Dataset excerpts

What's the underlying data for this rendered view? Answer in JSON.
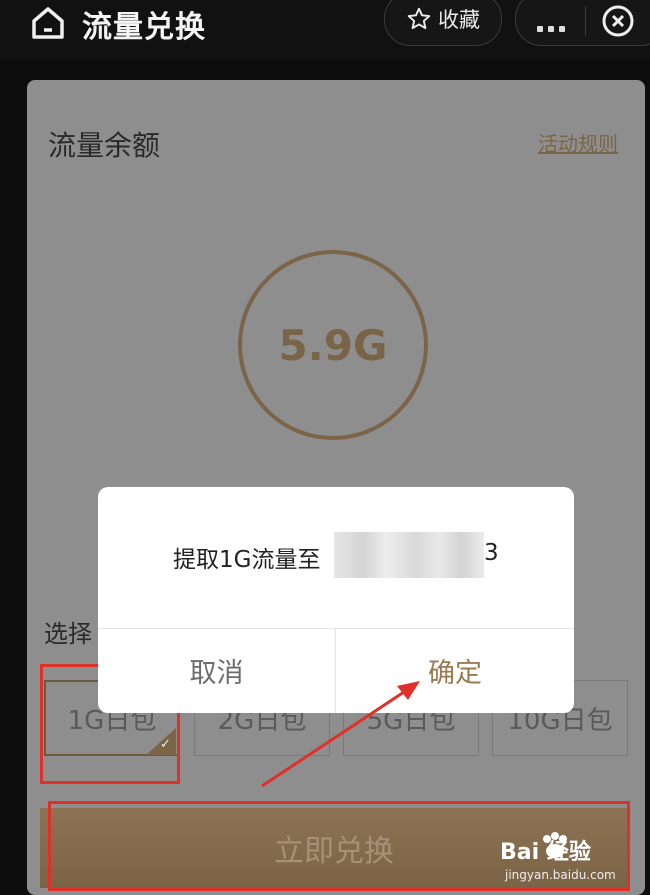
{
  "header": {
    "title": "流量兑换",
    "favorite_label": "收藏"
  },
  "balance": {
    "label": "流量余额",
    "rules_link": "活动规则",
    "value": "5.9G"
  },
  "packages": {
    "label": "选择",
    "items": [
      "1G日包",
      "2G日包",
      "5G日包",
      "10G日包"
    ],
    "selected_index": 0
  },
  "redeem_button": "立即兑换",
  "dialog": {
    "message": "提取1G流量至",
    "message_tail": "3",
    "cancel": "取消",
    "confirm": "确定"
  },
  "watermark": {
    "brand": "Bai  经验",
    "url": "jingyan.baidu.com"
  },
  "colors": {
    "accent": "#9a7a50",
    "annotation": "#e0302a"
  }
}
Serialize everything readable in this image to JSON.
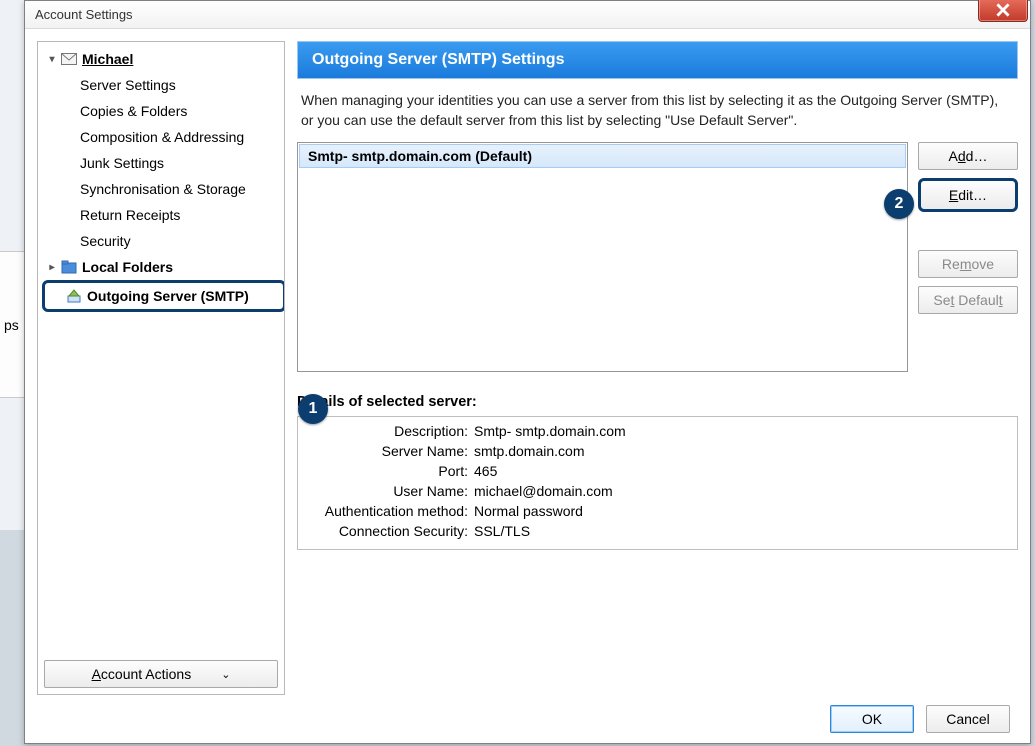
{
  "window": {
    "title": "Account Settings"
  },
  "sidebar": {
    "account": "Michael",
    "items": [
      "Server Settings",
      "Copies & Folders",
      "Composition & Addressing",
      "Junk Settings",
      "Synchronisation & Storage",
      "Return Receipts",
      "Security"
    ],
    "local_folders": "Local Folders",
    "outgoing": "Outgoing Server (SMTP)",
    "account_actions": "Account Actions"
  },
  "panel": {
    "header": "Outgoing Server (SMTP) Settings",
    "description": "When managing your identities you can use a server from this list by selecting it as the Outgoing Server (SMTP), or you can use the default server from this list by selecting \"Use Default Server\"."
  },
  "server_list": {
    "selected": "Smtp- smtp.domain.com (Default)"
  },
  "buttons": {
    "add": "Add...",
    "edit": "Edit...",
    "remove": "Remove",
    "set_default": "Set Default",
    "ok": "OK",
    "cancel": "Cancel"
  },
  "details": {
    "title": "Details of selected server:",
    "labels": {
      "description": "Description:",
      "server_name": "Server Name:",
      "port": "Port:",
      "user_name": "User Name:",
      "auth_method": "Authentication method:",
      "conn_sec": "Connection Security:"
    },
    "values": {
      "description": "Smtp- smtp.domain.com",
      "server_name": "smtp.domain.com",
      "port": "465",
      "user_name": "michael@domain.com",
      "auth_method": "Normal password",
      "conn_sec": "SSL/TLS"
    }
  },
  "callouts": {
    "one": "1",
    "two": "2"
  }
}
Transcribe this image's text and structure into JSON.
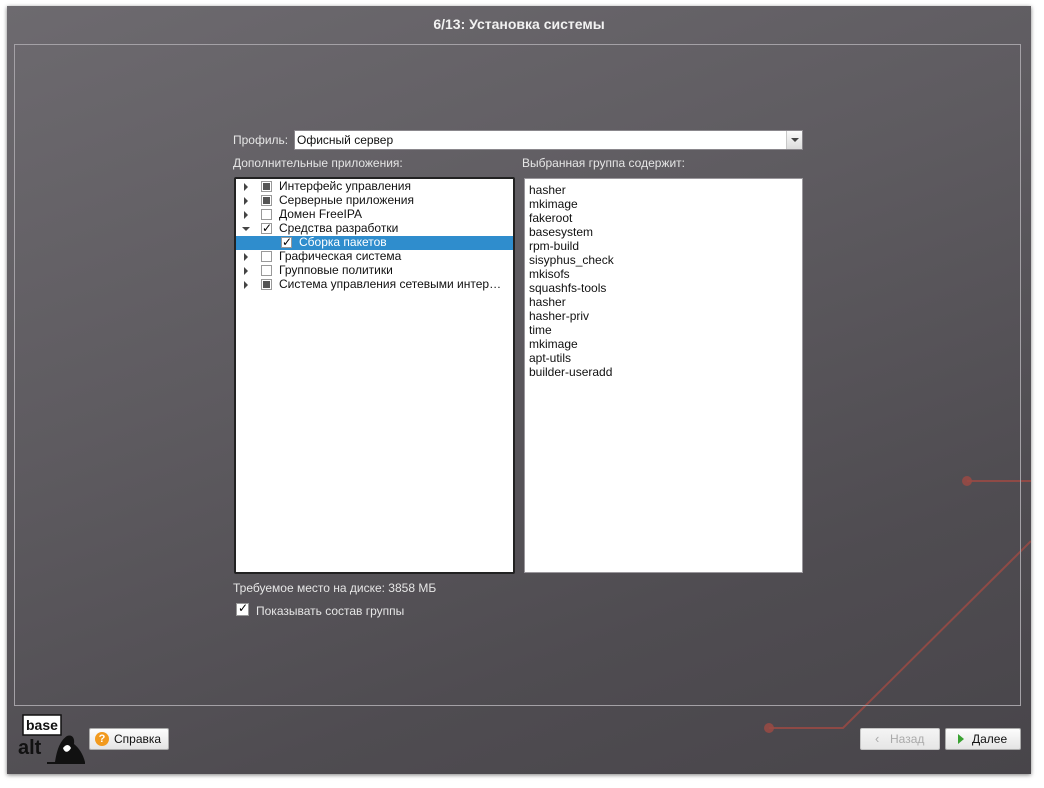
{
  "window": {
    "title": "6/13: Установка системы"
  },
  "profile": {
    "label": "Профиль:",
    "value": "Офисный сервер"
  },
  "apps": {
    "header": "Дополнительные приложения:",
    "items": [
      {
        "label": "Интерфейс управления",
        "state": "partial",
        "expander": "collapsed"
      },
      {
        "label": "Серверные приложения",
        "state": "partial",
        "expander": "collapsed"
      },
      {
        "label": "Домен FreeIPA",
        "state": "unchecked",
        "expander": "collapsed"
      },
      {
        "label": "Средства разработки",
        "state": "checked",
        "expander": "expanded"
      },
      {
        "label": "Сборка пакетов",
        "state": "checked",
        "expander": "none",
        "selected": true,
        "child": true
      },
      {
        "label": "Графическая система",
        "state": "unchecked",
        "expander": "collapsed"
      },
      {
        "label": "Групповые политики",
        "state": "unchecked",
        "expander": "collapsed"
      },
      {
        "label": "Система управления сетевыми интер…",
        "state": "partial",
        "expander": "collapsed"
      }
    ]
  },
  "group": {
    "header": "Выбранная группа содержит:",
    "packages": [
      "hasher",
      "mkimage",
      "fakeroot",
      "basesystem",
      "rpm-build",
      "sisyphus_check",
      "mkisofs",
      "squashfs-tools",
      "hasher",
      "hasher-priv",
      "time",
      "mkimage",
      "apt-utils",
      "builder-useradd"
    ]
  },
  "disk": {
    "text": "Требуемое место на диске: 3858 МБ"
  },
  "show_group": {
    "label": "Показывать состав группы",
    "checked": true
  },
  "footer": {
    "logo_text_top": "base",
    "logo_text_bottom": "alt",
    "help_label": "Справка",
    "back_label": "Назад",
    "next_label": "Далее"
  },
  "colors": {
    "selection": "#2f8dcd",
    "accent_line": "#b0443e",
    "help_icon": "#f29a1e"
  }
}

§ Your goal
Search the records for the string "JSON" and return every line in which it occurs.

§ Output of the task
What's the underlying data for this rendered view? Answer in JSON.
Serialize everything readable in this image to JSON.
Transcribe this image's text and structure into JSON.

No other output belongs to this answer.